• **GOAL OF THE EXERCISE**
Go through the records below and write each one out again unchanged.

• **RAW DATA**
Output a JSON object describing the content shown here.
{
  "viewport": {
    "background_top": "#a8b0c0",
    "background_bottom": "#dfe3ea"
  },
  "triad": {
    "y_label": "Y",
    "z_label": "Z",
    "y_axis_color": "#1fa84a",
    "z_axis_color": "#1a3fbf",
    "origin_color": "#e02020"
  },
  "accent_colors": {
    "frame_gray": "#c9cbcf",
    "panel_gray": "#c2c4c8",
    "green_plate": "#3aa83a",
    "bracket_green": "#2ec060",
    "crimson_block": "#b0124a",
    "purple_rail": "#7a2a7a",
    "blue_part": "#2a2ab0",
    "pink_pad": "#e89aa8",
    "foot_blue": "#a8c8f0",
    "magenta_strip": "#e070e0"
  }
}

• **ANSWER**
Output a JSON object describing the content shown here.
{
  "viewport": {
    "background_top": "#a8b0c0",
    "background_bottom": "#dfe3ea"
  },
  "triad": {
    "y_label": "Y",
    "z_label": "Z",
    "y_axis_color": "#1fa84a",
    "z_axis_color": "#1a3fbf",
    "origin_color": "#e02020"
  },
  "accent_colors": {
    "frame_gray": "#c9cbcf",
    "panel_gray": "#c2c4c8",
    "green_plate": "#3aa83a",
    "bracket_green": "#2ec060",
    "crimson_block": "#b0124a",
    "purple_rail": "#7a2a7a",
    "blue_part": "#2a2ab0",
    "pink_pad": "#e89aa8",
    "foot_blue": "#a8c8f0",
    "magenta_strip": "#e070e0"
  }
}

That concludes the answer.